When I first took the Chair of Future Infrastructure at the University of Edinburgh I vowed never to attempt to predict the future. “It’s difficult to make predictions, especially about the future”1. All predictions made pre-Covid-19 would testify to that. But adapting to a Covid-19 state is certainly going to be necessary unless and until a vaccine is developed. Until then, our tolerability of risk in our lives will be dominated by our perception of the risk of being infected.
That said, other risks to our future health, wellbeing and prosperity remain. The probability of an untimely death in a road accident has almost certainly reduced since Britain locked down, but as we get back in our cars – perhaps in greater numbers while we remain nervous of public transport – that risk will most likely increase to pre-Covid-19 levels again. And using non-electric cars in greater numbers for longer journeys is the worst thing to do if we are to reduce carbon emissions to mitigate the existential threat of climate change. But it is inevitable that we will be balancing our personal tolerability of risk on the basis of perceived risks to us and our loved ones that are immediate and have deadly consequences. We will always find it difficult to offset short term against long term risks, even when the latter are manifestly and rationally greater to the wider community.
But somehow we must find a way to respond appropriately as individuals, as a nation and as a planet to manage and mitigate BOTH the short term risk of infection AND the existential impact of climate-change. This will not be easy where natural protective and survival instincts create conflict, so this is a ‘wicked’ problem.

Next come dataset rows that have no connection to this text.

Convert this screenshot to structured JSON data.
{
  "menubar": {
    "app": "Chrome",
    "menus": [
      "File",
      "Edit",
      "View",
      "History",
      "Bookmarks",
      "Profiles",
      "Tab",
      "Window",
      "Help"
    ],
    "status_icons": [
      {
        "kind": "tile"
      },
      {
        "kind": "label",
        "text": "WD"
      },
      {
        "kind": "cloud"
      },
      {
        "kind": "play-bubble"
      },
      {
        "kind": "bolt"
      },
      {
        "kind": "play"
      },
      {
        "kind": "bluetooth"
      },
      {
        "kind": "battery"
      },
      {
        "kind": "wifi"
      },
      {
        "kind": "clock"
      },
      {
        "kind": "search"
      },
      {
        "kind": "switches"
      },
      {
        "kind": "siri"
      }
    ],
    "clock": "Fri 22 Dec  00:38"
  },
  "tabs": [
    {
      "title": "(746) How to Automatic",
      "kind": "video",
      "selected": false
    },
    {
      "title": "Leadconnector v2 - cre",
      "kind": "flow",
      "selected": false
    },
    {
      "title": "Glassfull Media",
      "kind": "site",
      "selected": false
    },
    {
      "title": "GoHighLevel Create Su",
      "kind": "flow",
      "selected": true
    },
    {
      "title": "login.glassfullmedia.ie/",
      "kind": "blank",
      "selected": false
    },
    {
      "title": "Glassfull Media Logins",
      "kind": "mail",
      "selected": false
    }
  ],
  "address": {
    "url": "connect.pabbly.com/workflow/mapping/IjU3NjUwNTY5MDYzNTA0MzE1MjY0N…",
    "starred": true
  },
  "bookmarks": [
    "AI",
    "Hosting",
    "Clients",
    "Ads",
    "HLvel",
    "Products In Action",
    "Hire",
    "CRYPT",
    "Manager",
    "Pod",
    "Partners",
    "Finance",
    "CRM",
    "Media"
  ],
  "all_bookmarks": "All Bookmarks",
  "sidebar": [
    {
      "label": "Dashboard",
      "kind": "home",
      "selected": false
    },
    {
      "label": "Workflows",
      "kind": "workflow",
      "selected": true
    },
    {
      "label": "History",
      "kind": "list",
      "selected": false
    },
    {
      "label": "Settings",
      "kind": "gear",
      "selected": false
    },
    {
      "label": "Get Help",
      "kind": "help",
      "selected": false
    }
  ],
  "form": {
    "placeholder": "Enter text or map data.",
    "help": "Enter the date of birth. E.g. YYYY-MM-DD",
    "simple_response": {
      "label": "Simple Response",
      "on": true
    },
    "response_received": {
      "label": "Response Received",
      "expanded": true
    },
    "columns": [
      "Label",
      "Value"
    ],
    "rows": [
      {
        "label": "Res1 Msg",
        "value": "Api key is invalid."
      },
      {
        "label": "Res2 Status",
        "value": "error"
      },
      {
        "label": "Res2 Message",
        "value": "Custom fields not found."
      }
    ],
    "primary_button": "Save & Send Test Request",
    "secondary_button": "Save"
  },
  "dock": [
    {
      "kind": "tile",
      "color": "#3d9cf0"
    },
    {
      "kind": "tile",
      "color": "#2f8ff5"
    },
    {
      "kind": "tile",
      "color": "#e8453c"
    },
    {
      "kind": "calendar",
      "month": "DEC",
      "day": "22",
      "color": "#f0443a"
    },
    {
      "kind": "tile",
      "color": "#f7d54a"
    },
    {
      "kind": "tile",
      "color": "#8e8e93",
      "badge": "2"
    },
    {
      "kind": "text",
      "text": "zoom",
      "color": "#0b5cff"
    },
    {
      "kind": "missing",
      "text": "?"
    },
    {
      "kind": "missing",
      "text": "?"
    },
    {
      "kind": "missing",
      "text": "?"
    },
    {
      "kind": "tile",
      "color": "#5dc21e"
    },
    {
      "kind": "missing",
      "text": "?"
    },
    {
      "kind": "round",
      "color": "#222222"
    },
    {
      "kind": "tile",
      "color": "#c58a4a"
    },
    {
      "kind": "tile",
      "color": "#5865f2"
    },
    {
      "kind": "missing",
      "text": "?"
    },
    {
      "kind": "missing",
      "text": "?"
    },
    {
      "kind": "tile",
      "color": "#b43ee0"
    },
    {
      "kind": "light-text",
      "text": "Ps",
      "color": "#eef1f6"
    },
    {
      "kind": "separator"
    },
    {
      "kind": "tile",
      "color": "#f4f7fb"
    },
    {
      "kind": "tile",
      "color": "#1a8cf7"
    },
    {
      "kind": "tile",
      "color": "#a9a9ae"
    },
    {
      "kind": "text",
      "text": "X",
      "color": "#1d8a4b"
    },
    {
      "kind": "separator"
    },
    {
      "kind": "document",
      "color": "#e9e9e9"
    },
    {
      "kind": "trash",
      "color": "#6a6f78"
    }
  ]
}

What does this mean for the City of London? COVID-19 has revealed our ability to adapt to new work-life patterns with positive consequences on energy and transport use. Choosing to travel for several hours across the country for a 2-hour meeting is already seeming like a throwback choice. I chaired a theme discussion in a recent UKCRIC webinar2 which concluded that urban populations in a COVID-19 world should have the ability to physically distance or isolate, access clean air and public spaces, whilst ensuring social equity and mental well-being. Safe routes for increased walking and cycling need to be built, and public transport must not only be safe, but be perceived to be safe. A return to car use by default must be avoided. Industries and workplaces must build a rapid understanding of changed demand and adapt their working systems and practices appropriate to new expectations of wellbeing. These are all huge challenges to address, and engineers of all disciplines have a role to play in addressing these, working collaboratively with others.
This will require heavyweight intellectual power to address such wicked problems and existential challenges and multi-disciplinary teams of researchers, practitioners and community and business leaders will be required to tackle this.
The Covid-19 world will be different. But the planet-sized risk of climate change has not gone away. We need to use our thought leadership and our networking to help to make a better, smarter world with no increased risk to life – not just in the short term, but in the very, very long term.
Professor Gordon Masterton
Master, the Worshipful Company of Engineers
1) Old Danish proverb. Author unknown. Many later variations attributed – eg Niels Bohr, Sam Goldwyn, Yogi Berra, Mark Twain
2) UK Collaboratorium for Research in Infrastructure and Cities Webinar 21 May 2020.
Image: Isobel Pollock-Hulf, 2020.